### GIVEN RECORDS
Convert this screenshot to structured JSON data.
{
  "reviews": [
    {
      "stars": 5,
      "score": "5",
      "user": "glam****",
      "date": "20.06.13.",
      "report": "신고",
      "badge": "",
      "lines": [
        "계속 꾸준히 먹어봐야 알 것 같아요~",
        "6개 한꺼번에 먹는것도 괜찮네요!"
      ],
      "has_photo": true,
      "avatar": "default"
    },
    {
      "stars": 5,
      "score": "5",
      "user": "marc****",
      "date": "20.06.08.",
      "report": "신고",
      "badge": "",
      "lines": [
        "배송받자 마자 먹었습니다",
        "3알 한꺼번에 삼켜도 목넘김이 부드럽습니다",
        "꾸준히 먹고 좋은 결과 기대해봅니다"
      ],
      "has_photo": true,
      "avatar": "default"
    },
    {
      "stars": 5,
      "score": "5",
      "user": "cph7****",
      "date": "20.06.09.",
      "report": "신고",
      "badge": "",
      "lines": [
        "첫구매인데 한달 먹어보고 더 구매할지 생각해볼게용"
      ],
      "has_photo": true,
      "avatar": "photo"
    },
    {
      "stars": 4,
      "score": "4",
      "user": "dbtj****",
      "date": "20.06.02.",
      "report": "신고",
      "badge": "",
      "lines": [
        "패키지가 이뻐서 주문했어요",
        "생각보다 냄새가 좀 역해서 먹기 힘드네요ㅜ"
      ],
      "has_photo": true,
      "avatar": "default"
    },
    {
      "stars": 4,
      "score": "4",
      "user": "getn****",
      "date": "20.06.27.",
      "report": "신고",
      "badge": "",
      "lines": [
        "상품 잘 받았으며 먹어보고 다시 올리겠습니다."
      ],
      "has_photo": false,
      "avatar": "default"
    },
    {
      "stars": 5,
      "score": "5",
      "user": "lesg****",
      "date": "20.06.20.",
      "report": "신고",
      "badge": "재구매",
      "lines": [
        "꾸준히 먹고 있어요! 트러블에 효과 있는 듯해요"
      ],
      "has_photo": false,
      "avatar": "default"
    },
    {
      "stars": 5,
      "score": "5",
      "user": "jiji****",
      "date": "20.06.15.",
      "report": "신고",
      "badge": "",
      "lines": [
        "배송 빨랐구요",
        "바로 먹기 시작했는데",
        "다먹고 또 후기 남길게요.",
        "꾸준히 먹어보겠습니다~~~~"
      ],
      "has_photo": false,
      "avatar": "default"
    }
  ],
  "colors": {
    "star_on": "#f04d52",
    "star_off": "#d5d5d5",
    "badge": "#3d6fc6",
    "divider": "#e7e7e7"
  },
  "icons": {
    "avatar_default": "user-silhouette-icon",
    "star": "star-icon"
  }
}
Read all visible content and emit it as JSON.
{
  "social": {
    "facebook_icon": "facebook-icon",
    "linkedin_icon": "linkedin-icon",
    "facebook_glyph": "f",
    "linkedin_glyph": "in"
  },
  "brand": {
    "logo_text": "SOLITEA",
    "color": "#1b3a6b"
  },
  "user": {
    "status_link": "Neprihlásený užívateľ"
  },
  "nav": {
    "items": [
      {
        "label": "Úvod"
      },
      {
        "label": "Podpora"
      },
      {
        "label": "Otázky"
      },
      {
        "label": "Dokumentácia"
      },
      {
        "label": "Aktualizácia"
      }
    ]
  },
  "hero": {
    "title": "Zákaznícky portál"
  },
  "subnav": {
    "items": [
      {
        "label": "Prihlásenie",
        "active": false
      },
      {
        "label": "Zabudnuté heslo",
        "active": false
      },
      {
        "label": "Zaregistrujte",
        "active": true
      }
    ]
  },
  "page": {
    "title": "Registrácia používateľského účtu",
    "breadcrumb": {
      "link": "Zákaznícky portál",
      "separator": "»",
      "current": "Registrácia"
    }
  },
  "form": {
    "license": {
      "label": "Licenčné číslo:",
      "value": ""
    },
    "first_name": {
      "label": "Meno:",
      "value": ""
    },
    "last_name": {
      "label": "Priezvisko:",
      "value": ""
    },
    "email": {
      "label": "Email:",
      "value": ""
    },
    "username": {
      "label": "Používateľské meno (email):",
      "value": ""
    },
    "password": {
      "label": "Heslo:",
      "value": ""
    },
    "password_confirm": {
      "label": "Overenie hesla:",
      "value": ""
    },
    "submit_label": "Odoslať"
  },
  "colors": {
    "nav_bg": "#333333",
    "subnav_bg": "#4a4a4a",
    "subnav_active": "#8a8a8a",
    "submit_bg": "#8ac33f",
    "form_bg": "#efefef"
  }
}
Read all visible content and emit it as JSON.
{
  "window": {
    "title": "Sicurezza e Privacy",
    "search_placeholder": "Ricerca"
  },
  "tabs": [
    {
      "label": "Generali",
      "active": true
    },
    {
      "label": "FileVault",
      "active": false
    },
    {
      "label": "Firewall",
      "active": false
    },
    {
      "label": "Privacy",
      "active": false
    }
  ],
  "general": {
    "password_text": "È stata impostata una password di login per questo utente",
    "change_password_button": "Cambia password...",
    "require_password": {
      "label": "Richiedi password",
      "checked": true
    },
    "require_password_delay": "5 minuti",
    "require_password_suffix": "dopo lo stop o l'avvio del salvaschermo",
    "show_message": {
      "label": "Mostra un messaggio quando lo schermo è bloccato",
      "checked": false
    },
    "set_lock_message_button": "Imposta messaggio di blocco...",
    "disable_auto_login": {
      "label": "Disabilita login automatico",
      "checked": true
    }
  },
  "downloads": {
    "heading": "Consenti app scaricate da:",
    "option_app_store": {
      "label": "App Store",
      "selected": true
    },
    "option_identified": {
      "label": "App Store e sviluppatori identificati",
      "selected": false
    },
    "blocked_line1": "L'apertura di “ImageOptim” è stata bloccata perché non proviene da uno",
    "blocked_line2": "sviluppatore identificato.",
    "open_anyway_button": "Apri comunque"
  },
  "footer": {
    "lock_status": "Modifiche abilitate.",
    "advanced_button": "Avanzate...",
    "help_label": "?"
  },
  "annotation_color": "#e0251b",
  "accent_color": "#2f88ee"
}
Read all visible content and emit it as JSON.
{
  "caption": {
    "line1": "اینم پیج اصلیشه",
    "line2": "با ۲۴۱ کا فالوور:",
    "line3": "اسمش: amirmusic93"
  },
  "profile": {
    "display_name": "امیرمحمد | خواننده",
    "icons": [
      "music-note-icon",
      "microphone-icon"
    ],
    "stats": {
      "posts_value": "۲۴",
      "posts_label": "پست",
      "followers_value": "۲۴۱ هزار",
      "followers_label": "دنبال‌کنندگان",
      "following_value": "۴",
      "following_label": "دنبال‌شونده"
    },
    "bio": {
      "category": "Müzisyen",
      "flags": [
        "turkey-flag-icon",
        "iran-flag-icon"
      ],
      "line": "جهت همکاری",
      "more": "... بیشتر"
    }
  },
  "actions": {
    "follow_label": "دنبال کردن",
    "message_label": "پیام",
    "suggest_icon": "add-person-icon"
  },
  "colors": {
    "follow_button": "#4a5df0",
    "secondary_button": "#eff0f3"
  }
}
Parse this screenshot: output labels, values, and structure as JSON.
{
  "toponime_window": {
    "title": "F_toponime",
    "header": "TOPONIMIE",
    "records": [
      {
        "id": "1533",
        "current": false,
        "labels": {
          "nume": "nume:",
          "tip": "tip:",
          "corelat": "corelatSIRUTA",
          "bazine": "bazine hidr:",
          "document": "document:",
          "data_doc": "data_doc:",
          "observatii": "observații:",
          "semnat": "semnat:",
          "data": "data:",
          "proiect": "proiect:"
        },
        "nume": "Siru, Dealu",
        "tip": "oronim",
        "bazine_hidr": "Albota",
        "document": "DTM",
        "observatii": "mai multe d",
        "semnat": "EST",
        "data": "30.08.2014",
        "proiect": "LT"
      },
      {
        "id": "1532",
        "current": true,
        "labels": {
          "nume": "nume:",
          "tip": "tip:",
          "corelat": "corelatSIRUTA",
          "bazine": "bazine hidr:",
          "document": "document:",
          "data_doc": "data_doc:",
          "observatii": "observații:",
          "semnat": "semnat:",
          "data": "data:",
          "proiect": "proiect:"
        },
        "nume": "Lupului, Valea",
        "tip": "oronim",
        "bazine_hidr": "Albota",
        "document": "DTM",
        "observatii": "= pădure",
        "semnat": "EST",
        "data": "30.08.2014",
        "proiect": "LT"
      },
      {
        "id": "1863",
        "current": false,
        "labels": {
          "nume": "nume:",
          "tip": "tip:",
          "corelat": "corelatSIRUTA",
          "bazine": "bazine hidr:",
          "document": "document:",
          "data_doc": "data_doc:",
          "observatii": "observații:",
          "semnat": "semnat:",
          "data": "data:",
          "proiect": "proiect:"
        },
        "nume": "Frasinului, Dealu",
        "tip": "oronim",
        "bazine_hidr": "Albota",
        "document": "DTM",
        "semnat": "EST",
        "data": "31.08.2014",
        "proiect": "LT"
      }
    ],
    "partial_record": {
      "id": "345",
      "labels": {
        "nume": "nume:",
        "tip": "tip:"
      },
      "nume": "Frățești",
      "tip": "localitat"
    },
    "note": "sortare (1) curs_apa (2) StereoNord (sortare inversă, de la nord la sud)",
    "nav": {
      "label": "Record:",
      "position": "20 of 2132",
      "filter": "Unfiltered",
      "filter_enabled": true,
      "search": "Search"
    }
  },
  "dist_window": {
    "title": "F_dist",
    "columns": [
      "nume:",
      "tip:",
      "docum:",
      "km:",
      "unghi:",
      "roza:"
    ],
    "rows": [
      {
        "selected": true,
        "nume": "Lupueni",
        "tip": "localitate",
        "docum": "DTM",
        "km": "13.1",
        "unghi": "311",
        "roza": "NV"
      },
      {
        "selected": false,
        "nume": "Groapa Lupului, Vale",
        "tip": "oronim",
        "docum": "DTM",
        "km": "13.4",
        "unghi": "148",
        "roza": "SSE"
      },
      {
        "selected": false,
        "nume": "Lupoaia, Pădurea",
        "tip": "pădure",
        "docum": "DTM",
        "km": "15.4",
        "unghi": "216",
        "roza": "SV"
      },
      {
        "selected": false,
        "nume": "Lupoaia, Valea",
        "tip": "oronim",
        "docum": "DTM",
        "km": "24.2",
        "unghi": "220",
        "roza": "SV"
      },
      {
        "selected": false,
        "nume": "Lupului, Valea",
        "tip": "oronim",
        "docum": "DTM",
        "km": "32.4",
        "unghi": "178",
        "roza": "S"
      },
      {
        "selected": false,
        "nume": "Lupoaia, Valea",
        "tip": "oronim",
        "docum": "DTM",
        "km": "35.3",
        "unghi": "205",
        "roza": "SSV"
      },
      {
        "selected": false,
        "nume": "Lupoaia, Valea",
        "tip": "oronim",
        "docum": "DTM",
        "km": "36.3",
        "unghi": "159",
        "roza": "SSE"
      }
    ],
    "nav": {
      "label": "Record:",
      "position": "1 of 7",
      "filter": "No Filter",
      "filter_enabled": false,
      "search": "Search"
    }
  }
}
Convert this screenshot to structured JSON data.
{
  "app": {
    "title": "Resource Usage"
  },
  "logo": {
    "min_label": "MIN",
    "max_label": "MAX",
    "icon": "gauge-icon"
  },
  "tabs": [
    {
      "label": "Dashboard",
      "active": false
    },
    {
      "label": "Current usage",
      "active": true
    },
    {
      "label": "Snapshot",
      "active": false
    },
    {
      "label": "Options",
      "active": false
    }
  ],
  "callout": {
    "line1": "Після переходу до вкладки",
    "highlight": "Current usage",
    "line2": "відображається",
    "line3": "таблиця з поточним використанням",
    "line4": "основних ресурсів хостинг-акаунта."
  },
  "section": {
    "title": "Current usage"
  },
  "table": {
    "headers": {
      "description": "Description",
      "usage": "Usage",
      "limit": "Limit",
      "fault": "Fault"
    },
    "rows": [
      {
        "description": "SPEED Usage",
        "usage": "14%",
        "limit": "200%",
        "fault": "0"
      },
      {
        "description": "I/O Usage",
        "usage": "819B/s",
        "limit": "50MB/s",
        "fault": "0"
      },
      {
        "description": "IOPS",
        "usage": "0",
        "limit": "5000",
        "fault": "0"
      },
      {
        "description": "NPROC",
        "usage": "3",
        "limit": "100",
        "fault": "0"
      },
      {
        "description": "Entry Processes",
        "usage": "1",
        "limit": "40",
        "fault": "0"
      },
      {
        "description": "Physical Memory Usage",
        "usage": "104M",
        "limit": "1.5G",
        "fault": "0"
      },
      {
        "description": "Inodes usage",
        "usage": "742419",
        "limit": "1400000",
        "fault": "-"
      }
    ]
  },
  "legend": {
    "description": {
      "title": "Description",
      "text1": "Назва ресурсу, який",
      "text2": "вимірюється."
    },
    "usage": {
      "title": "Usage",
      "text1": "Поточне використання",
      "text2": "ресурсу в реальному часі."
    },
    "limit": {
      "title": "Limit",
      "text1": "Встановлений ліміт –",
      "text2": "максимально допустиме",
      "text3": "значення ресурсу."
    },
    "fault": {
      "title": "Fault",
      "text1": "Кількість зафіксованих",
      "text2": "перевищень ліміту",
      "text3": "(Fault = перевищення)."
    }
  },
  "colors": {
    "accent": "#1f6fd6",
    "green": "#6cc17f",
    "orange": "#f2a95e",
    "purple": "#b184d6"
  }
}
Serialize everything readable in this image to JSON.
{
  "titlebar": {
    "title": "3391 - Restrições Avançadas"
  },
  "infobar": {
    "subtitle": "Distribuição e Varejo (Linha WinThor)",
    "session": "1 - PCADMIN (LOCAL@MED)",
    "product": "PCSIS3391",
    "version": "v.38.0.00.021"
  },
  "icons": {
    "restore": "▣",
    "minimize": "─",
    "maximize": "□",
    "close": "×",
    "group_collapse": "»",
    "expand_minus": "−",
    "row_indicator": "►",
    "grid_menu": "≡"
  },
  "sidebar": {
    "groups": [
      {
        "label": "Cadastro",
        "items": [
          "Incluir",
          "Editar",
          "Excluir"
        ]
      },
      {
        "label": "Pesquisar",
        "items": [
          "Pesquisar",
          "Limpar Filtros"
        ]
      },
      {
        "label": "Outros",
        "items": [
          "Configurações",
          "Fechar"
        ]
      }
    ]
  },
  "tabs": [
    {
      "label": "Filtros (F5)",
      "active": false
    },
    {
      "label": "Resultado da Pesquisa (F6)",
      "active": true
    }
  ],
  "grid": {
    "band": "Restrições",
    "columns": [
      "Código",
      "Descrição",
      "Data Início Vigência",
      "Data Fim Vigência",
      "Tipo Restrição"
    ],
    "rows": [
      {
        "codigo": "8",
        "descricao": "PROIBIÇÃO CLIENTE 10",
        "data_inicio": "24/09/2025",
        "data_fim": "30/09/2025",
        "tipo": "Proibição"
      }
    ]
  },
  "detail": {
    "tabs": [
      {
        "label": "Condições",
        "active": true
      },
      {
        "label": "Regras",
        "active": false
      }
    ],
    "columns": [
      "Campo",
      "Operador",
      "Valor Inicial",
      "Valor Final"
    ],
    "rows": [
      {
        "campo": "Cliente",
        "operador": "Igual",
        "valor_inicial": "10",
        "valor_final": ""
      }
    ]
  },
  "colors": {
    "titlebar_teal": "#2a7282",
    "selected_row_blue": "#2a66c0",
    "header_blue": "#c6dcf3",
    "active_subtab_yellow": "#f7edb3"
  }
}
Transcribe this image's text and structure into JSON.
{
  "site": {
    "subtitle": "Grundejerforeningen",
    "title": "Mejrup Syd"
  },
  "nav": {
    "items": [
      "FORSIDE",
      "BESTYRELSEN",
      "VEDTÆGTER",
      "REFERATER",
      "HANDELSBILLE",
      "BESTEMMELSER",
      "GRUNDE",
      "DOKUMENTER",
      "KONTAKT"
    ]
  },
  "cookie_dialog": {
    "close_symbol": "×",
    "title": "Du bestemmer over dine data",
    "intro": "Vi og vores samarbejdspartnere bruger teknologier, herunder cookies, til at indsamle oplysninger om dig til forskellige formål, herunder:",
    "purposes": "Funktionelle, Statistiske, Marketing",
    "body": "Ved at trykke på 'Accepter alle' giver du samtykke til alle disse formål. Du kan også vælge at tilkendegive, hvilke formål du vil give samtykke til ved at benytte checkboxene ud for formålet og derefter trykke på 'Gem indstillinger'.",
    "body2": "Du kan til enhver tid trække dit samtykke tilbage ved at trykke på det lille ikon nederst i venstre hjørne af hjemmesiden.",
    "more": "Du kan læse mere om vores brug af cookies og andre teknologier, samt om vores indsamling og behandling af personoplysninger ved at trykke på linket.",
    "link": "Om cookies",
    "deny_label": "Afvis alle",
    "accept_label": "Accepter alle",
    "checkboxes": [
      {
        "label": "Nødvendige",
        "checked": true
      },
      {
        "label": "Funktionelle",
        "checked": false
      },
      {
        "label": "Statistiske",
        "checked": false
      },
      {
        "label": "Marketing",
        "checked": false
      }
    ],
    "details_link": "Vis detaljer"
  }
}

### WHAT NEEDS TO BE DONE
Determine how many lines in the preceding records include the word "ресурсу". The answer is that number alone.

### EXERCISE RESPONSE
3